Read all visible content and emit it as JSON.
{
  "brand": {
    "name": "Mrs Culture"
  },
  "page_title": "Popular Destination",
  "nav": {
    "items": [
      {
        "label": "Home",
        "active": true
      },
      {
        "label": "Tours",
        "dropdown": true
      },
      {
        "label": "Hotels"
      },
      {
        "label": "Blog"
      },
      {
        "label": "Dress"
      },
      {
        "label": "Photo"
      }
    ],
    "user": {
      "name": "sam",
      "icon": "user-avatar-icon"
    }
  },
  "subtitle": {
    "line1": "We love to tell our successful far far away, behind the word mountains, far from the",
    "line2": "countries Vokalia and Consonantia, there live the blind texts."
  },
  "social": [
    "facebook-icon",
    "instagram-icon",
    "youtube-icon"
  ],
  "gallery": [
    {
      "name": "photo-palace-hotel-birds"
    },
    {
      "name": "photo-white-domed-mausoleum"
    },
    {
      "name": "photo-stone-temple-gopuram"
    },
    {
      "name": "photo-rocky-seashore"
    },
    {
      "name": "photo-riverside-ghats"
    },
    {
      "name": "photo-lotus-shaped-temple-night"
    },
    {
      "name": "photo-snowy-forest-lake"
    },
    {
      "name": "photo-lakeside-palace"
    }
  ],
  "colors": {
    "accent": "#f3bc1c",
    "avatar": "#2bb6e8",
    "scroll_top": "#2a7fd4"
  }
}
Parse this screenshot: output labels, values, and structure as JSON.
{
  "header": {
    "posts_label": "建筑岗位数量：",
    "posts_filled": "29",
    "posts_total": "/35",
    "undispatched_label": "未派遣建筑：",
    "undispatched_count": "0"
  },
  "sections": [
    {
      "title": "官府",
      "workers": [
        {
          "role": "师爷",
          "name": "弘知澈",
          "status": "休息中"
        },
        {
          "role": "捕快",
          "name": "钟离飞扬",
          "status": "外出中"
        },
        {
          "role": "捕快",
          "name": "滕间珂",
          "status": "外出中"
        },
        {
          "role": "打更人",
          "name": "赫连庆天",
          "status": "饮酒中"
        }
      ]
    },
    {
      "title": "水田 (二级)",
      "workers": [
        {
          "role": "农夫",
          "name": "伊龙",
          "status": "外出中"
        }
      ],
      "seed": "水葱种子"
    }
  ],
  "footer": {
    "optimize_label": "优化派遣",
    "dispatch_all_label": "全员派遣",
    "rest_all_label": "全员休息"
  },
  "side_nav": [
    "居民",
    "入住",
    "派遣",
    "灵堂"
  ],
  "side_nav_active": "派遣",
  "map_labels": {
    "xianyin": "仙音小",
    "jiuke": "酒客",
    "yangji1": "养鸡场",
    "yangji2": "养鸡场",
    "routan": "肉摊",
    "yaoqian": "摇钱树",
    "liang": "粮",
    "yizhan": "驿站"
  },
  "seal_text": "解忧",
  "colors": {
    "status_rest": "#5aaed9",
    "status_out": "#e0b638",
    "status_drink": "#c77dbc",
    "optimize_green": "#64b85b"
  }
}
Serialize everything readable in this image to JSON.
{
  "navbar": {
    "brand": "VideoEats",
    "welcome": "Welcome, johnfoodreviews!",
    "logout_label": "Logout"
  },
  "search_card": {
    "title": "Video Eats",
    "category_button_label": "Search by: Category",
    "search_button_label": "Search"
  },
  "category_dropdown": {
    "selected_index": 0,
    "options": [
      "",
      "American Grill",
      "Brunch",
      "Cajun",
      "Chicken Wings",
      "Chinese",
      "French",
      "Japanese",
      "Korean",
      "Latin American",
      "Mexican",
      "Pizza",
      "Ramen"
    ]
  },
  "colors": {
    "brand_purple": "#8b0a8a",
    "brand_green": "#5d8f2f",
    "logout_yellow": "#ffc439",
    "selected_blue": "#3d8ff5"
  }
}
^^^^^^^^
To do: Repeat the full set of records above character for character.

The completed task:
Read all visible content and emit it as JSON.
{
  "brand": {
    "name": "Mrs Culture"
  },
  "page_title": "Popular Destination",
  "nav": {
    "items": [
      {
        "label": "Home",
        "active": true
      },
      {
        "label": "Tours",
        "dropdown": true
      },
      {
        "label": "Hotels"
      },
      {
        "label": "Blog"
      },
      {
        "label": "Dress"
      },
      {
        "label": "Photo"
      }
    ],
    "user": {
      "name": "sam",
      "icon": "user-avatar-icon"
    }
  },
  "subtitle": {
    "line1": "We love to tell our successful far far away, behind the word mountains, far from the",
    "line2": "countries Vokalia and Consonantia, there live the blind texts."
  },
  "social": [
    "facebook-icon",
    "instagram-icon",
    "youtube-icon"
  ],
  "gallery": [
    {
      "name": "photo-palace-hotel-birds"
    },
    {
      "name": "photo-white-domed-mausoleum"
    },
    {
      "name": "photo-stone-temple-gopuram"
    },
    {
      "name": "photo-rocky-seashore"
    },
    {
      "name": "photo-riverside-ghats"
    },
    {
      "name": "photo-lotus-shaped-temple-night"
    },
    {
      "name": "photo-snowy-forest-lake"
    },
    {
      "name": "photo-lakeside-palace"
    }
  ],
  "colors": {
    "accent": "#f3bc1c",
    "avatar": "#2bb6e8",
    "scroll_top": "#2a7fd4"
  }
}
Parse this screenshot: output labels, values, and structure as JSON.
{
  "header": {
    "posts_label": "建筑岗位数量：",
    "posts_filled": "29",
    "posts_total": "/35",
    "undispatched_label": "未派遣建筑：",
    "undispatched_count": "0"
  },
  "sections": [
    {
      "title": "官府",
      "workers": [
        {
          "role": "师爷",
          "name": "弘知澈",
          "status": "休息中"
        },
        {
          "role": "捕快",
          "name": "钟离飞扬",
          "status": "外出中"
        },
        {
          "role": "捕快",
          "name": "滕间珂",
          "status": "外出中"
        },
        {
          "role": "打更人",
          "name": "赫连庆天",
          "status": "饮酒中"
        }
      ]
    },
    {
      "title": "水田 (二级)",
      "workers": [
        {
          "role": "农夫",
          "name": "伊龙",
          "status": "外出中"
        }
      ],
      "seed": "水葱种子"
    }
  ],
  "footer": {
    "optimize_label": "优化派遣",
    "dispatch_all_label": "全员派遣",
    "rest_all_label": "全员休息"
  },
  "side_nav": [
    "居民",
    "入住",
    "派遣",
    "灵堂"
  ],
  "side_nav_active": "派遣",
  "map_labels": {
    "xianyin": "仙音小",
    "jiuke": "酒客",
    "yangji1": "养鸡场",
    "yangji2": "养鸡场",
    "routan": "肉摊",
    "yaoqian": "摇钱树",
    "liang": "粮",
    "yizhan": "驿站"
  },
  "seal_text": "解忧",
  "colors": {
    "status_rest": "#5aaed9",
    "status_out": "#e0b638",
    "status_drink": "#c77dbc",
    "optimize_green": "#64b85b"
  }
}
Serialize everything readable in this image to JSON.
{
  "navbar": {
    "brand": "VideoEats",
    "welcome": "Welcome, johnfoodreviews!",
    "logout_label": "Logout"
  },
  "search_card": {
    "title": "Video Eats",
    "category_button_label": "Search by: Category",
    "search_button_label": "Search"
  },
  "category_dropdown": {
    "selected_index": 0,
    "options": [
      "",
      "American Grill",
      "Brunch",
      "Cajun",
      "Chicken Wings",
      "Chinese",
      "French",
      "Japanese",
      "Korean",
      "Latin American",
      "Mexican",
      "Pizza",
      "Ramen"
    ]
  },
  "colors": {
    "brand_purple": "#8b0a8a",
    "brand_green": "#5d8f2f",
    "logout_yellow": "#ffc439",
    "selected_blue": "#3d8ff5"
  }
}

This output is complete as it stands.